__Problem description__
Select the lines of the records containing the word "JSON" and list them.

Records from a data source
======
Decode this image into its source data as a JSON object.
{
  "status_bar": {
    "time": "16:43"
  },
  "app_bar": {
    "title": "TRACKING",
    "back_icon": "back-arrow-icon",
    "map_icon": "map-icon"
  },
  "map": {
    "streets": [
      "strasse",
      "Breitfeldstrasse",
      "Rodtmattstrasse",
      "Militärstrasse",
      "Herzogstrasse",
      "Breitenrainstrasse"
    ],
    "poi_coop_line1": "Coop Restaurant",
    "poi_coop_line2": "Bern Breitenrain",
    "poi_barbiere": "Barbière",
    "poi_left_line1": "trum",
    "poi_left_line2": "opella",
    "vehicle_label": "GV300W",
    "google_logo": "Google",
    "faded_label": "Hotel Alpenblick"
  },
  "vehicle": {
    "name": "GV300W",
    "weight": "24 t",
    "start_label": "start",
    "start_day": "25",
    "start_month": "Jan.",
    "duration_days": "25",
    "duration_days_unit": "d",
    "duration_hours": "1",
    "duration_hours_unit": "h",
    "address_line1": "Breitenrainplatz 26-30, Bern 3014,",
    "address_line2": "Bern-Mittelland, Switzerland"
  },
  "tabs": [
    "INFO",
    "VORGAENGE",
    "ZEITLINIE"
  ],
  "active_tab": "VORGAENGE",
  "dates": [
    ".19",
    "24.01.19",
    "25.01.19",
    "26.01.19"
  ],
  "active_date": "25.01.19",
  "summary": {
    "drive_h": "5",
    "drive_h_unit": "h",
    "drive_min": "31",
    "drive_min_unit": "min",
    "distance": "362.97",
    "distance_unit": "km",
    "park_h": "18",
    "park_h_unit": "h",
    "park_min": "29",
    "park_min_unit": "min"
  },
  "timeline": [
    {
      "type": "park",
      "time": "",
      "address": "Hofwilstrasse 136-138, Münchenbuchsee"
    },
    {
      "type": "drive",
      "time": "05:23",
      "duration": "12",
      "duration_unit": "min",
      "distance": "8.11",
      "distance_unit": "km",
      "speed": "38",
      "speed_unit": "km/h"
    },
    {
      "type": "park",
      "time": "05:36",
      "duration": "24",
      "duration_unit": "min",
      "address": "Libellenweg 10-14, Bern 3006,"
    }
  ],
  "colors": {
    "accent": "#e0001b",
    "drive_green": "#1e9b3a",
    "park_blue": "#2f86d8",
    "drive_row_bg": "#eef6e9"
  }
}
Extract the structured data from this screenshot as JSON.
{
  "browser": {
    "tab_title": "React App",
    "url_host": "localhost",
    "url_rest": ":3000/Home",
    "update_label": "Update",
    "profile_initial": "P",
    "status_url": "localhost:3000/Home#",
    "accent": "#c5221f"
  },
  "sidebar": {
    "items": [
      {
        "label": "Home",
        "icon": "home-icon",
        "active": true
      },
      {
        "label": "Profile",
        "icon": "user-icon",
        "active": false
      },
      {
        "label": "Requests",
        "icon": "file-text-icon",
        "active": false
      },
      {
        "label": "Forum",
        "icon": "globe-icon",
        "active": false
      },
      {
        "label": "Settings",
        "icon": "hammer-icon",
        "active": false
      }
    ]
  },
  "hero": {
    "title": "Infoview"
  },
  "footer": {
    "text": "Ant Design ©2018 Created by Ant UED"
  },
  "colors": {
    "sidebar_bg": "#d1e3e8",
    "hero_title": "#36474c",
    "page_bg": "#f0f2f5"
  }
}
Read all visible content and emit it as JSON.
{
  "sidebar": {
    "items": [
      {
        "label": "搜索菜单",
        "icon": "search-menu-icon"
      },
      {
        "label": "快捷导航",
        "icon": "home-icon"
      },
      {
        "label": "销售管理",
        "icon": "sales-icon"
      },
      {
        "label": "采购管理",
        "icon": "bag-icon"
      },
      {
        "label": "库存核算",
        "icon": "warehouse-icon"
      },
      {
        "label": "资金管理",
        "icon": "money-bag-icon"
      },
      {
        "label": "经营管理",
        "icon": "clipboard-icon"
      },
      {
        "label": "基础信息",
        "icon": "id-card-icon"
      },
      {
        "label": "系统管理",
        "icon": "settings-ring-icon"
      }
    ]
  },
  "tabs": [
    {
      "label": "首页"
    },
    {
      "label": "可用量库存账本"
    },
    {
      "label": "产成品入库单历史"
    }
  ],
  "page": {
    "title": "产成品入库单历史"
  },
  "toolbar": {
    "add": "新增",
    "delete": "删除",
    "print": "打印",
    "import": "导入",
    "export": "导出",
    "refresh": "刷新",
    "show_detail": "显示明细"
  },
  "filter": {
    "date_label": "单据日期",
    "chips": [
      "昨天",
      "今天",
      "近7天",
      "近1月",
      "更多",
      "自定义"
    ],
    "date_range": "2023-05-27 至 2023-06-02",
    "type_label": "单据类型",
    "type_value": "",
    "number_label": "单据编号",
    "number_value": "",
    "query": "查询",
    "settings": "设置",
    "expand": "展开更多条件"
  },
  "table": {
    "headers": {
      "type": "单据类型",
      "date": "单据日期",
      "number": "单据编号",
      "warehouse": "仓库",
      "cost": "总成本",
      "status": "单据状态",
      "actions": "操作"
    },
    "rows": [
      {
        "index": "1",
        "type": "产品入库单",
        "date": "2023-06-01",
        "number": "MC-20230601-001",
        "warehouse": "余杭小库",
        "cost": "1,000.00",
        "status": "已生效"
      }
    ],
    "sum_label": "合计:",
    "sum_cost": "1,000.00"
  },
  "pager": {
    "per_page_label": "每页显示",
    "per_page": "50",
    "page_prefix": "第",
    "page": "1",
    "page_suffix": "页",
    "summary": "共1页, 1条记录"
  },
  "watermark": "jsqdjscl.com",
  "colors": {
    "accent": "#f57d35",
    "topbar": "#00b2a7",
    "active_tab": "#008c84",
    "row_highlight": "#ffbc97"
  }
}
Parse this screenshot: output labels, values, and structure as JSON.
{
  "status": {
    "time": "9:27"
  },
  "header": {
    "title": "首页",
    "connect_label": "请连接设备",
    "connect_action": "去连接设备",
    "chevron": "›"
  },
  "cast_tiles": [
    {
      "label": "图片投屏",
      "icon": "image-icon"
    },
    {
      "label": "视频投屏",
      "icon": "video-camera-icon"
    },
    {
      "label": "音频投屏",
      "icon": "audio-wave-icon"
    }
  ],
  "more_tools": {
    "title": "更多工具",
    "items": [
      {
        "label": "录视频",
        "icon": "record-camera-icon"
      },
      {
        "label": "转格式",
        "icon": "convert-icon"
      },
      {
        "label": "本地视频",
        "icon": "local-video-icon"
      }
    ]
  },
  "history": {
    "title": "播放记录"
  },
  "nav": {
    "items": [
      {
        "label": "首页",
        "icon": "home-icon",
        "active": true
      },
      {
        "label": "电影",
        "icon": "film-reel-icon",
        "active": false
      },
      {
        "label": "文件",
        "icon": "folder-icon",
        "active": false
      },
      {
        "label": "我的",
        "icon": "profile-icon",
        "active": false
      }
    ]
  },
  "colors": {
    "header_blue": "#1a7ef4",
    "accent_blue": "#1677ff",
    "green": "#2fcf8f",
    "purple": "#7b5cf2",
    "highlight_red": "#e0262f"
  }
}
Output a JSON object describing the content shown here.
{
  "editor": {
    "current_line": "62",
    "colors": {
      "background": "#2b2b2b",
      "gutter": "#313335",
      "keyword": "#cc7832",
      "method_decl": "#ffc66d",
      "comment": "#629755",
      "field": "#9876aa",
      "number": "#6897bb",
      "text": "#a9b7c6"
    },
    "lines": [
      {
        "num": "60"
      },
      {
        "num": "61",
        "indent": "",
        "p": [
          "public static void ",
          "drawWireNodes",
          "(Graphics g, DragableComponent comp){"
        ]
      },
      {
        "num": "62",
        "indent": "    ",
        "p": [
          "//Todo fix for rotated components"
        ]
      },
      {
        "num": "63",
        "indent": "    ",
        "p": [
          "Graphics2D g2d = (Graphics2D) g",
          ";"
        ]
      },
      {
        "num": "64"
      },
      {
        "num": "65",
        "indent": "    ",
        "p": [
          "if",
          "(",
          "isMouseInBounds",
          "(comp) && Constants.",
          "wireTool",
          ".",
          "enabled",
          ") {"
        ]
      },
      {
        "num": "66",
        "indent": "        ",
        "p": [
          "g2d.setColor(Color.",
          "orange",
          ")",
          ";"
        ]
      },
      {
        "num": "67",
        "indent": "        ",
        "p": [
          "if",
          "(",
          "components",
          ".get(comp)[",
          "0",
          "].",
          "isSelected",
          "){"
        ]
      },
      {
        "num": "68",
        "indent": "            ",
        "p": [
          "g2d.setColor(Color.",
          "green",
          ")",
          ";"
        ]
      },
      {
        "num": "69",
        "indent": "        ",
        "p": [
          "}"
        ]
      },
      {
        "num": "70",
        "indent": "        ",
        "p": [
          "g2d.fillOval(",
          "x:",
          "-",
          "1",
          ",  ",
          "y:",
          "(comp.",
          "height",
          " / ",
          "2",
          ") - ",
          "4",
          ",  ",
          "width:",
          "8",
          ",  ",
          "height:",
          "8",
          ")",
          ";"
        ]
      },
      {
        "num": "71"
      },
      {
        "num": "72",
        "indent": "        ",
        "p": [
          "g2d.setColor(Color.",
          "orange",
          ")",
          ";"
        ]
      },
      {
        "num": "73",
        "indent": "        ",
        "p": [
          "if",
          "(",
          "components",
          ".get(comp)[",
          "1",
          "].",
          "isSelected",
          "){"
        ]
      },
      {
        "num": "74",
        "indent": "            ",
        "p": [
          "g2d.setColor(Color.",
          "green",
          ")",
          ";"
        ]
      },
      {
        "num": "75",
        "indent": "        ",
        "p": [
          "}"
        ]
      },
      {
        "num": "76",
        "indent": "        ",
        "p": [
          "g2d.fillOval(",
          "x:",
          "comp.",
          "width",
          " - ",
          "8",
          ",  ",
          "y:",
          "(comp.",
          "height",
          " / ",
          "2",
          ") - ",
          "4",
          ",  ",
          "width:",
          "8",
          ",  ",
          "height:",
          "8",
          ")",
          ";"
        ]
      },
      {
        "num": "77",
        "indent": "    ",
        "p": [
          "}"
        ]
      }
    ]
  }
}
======
__Solution for this task__
Decode this image into its source data as a JSON object.
Extract the structured data from this screenshot as JSON.
Read all visible content and emit it as JSON.
Parse this screenshot: output labels, values, and structure as JSON.
Output a JSON object describing the content shown here.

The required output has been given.